One of the great sources of chizuk (strength) I have found in my life as a converted Orthodox Jew has been meeting other families where one or both partners are converts to Judaism. Sometimes they have a Jewish father, like I have, and sometimes they traveled the long and winding road to Judaism without the beacon of their own heritage to guide them.
A friend of ours recently wrote a piece for The Jewish Week entitled “Beyond Conversion: Becoming a Jewish Family,” addressing interfaith marriage from the vantage point of someone who, with his non-Jewish wife, made the journey from an interfaith marriage to a marriage in which both partners are now Jewish, living traditional Jewish lives (in Israel) and rearing their children as fully identified Jews. The jumping-off point of the article is the new interfaith haggaddah being promoted by high-profile intermarried couple John and Cokie Roberts (Cokie of National Public Radio fame), and their promotion of intermarriage as “the new normal.” Our friend Harold Berman’s piece, which makes important points about what kind of Judaism is being offered to interfaith couples and the fact that interfaith marriages don’t always end up where they begin, especially when children come along, takes issue with the Roberts’ version of Judaism as a way of life that coexists naturally alongside other faiths in the same household.

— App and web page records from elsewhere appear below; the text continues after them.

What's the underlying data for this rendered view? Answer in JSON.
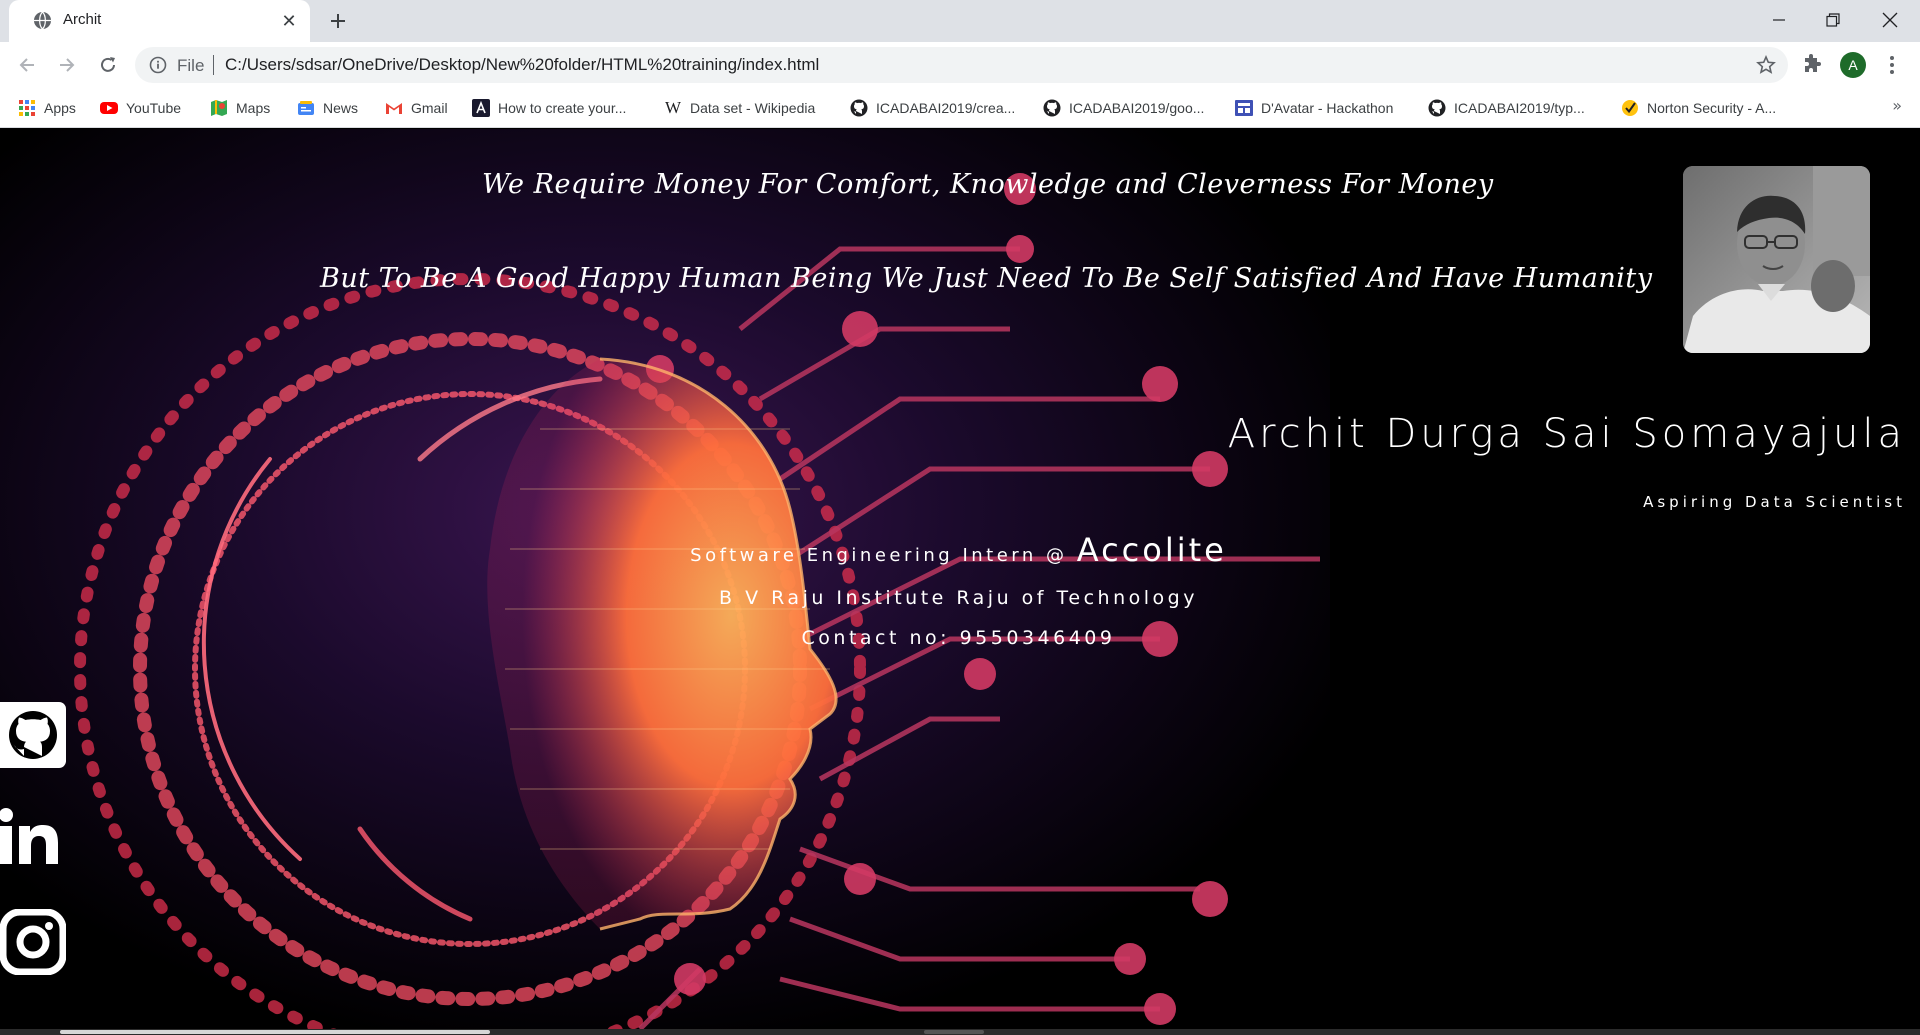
{
  "browser": {
    "tab": {
      "title": "Archit",
      "close_glyph": "✕"
    },
    "new_tab_glyph": "+",
    "omnibox": {
      "scheme_label": "File",
      "url": "C:/Users/sdsar/OneDrive/Desktop/New%20folder/HTML%20training/index.html"
    },
    "profile_initial": "A",
    "bookmarks": [
      {
        "label": "Apps",
        "icon": "apps-grid-icon"
      },
      {
        "label": "YouTube",
        "icon": "youtube-icon"
      },
      {
        "label": "Maps",
        "icon": "maps-icon"
      },
      {
        "label": "News",
        "icon": "news-icon"
      },
      {
        "label": "Gmail",
        "icon": "gmail-icon"
      },
      {
        "label": "How to create your...",
        "icon": "a-logo-icon"
      },
      {
        "label": "Data set - Wikipedia",
        "icon": "wikipedia-icon"
      },
      {
        "label": "ICADABAI2019/crea...",
        "icon": "github-icon"
      },
      {
        "label": "ICADABAI2019/goo...",
        "icon": "github-icon"
      },
      {
        "label": "D'Avatar - Hackathon",
        "icon": "devpost-icon"
      },
      {
        "label": "ICADABAI2019/typ...",
        "icon": "github-icon"
      },
      {
        "label": "Norton Security - A...",
        "icon": "norton-icon"
      }
    ],
    "bookmarks_overflow": "»"
  },
  "page": {
    "quote_line1": "We Require Money For Comfort, Knowledge and Cleverness For Money",
    "quote_line2": "But To Be A Good Happy Human Being We Just Need To Be Self Satisfied And Have Humanity",
    "name": "Archit Durga Sai Somayajula",
    "tagline": "Aspiring Data Scientist",
    "job_title": "Software Engineering Intern @ ",
    "company": "Accolite",
    "college": "B V Raju Institute Raju of Technology",
    "contact": "Contact no: 9550346409",
    "social": [
      "github-icon",
      "linkedin-icon",
      "instagram-icon"
    ]
  },
  "colors": {
    "page_bg": "#000000",
    "accent_glow": "#ff7a45",
    "circuit": "#d8426c"
  }
}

When the piece was published, Harold contacted me and provided the link to the Jewish Week‘s page posting his article, but also gave me the “uncut” version, which contained a few points he’d wanted to make but which didn’t make the final edit for publication. Here was a deleted portion that I found particularly meaningful:
Several years ago, before my wife became Jewish, she taught music to a Harvard undergraduate who had grown up in an interfaith family. One day, as they were talking about her background, the student said wistfully, “It would just be nice to know who I am, to have a clear religious identity.” Not every interfaith child feels this way. But as a community, we should have the confidence that if they immerse in Judaism, their lives will be better.
The times are changing, but not in the way many people think. Orthodox synagogues are burgeoning. Thousands upon thousands of Jews who grew up with little Jewish background have transformed themselves into observant Jews, as have increasing numbers of non-Jews. Intermarried-to-Orthodox families like mine are becoming more and more common, and can be found in virtually any Orthodox synagogue, and among our neighbors in Israel where we live.
And increasing numbers of intermarried families are searching for a substantive Judaism they don’t always find in their temples and JCCs. Just go into any Chabad and you will see them. It’s time for us, as a Jewish community, to expect more of ourselves. The way forward will not be found in a feel-good Judaism, but in a meaningful one.
I felt through much of my childhood and young adulthood the same way that Harvard undergraduate felt, uncertain of my religious identity. At the age of nine, when I told my parents I wanted to be an Orthodox Jew, they scoffed and said, “You’d hate it. They’re not allowed to do anything. You wouldn’t last a week.” I never spoke of it again, but I continued to think about it, and when I eventually decided to take the plunge and convert, my parents were surprised, but I wasn’t. It was what I’d always wanted to be. The interfaith household in which I grew up, which was never truly committed to either Judaism or Christianity, wasn’t enough for me. I needed more, went out, and found it.
Harold’s point that while there is a strong trend toward assimilation in America, there is also a movement of secular Jews and interfaith couples toward more traditional Jewish practice, is an important one. Brandeis sociologist Sylvia Barack Fishman has noted that in interfaith relationships, the Jewish partners (especially male partners) tend to downplay the importance of their Jewish faith for fear of offending or pressuring their non-Jewish partners, giving rise to a belief by the non-Jewish partner that Judaism is less important to their partner than their own religion is to them. By taking Judaism seriously, delving into its wisdom, practice, and ritual, families searching for meaning gain a greater appreciation of Judaism’s profound substance, rather than the notion among many non-religious Jews that since Judaism is part of the foundation on which democracy is based, it is nothing more than American liberalism.
I agree with Harold that it is essential that Jews of all stripes welcome interfaith couples into their midst. By showing interfaith couples that Jews are a people rather than a band of “a few good men,” traditional Jews have the opportunity to provide a window on how Judaism is lived day-to-day, and offers as much learning, meaning, history, community, and spiritual connection to the Divine as anyone could need. My acceptance by Reform Judaism allowed me to enter the Jewish world from non-halachic, secular Judaism, and the welcome I received by Orthodox Jews in Israel, and later in Newton, Massachusetts, was what allowed me to find my resting place at last. Not everyone will necessarily gravitate toward Modern Orthodoxy as I did, but knowing that the world of tradition is fulfilling, accessible and welcoming may help other families not content to negotiate their identities to find one they can all share.